== Data provided ==
*** Begin section ***
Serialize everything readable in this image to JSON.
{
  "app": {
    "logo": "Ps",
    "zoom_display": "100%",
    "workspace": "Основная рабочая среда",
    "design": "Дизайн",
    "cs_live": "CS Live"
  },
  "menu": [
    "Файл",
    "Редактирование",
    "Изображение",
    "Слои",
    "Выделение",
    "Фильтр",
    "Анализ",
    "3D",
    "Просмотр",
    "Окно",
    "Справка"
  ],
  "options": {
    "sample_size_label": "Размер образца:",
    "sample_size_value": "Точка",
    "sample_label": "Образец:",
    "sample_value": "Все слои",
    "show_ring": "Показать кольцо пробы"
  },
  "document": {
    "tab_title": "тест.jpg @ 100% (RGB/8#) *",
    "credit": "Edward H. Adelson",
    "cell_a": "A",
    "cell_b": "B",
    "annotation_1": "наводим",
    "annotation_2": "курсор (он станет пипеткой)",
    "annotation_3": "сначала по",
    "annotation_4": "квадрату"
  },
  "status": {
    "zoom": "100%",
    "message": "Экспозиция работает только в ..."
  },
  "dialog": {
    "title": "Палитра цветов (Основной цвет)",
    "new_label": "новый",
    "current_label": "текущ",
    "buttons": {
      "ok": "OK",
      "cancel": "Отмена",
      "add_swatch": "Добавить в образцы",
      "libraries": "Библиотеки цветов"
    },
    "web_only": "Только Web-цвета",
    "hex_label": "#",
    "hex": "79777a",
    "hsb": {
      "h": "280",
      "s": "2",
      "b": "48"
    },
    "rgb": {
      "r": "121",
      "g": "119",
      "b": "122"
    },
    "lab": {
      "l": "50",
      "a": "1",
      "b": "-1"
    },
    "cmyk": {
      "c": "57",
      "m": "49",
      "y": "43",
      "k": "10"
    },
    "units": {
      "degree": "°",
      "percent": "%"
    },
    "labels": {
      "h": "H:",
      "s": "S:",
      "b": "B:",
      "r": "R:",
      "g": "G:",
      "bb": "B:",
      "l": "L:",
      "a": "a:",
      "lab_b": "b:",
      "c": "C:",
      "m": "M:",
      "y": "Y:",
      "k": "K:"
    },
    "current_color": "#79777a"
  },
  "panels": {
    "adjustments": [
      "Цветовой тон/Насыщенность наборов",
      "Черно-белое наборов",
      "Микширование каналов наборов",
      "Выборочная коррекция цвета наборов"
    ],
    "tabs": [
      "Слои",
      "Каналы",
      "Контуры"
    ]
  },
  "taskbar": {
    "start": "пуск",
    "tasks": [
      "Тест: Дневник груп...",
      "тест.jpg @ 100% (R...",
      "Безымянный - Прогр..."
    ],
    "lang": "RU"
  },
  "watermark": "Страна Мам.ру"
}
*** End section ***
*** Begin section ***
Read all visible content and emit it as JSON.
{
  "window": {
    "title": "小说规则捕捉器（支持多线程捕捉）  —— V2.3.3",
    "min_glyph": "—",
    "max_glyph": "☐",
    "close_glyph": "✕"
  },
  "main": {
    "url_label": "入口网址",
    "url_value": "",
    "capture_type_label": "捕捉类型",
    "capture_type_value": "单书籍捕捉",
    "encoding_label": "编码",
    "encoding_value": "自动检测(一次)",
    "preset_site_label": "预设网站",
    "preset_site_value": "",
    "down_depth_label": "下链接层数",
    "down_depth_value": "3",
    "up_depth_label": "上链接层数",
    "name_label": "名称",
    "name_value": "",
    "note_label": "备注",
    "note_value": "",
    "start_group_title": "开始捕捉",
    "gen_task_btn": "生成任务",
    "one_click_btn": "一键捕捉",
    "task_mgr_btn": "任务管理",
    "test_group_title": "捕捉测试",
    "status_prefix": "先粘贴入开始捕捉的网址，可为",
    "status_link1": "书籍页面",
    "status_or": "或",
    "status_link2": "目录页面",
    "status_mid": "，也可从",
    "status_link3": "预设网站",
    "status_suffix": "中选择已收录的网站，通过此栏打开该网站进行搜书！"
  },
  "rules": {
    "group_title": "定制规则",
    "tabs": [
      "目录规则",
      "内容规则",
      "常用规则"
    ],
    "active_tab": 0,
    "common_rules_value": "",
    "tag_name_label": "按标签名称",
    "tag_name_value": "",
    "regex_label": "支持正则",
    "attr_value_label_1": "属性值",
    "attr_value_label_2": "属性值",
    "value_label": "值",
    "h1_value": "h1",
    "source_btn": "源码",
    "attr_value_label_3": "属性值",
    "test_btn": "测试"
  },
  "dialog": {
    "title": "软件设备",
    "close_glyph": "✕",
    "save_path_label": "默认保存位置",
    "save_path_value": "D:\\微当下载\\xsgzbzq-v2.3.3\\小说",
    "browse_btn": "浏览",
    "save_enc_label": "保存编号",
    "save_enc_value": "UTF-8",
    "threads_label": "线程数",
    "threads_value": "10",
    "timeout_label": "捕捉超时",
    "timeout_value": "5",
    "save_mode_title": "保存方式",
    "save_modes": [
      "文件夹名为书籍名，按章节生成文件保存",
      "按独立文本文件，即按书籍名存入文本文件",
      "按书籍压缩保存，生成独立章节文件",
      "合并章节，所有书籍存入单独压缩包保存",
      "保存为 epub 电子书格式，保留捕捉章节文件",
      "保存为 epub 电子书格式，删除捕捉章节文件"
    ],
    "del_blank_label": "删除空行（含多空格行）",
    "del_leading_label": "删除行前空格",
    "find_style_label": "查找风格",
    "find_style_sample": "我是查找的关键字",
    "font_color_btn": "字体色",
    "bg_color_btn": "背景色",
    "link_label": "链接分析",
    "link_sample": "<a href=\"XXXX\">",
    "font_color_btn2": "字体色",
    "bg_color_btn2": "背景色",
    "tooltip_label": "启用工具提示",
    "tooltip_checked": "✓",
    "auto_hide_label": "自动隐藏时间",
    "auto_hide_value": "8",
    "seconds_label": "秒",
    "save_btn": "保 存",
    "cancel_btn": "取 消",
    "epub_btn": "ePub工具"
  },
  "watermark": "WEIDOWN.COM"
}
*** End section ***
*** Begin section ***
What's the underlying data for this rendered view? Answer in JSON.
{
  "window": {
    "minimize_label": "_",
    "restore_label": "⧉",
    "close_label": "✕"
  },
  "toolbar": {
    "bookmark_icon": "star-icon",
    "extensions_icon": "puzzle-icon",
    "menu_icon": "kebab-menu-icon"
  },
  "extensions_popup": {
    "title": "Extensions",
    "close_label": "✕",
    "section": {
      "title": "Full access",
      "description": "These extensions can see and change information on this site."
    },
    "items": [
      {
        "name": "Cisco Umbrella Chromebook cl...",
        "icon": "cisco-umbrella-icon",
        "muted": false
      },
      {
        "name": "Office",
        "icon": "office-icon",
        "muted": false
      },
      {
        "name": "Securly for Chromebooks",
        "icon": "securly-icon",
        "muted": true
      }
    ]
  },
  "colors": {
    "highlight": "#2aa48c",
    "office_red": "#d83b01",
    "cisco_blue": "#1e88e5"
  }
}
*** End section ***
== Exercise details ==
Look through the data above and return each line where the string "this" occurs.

== Expected answer ==
Serialize everything readable in this image to JSON.
What's the underlying data for this rendered view? Answer in JSON.
      "description": "These extensions can see and change information on this site."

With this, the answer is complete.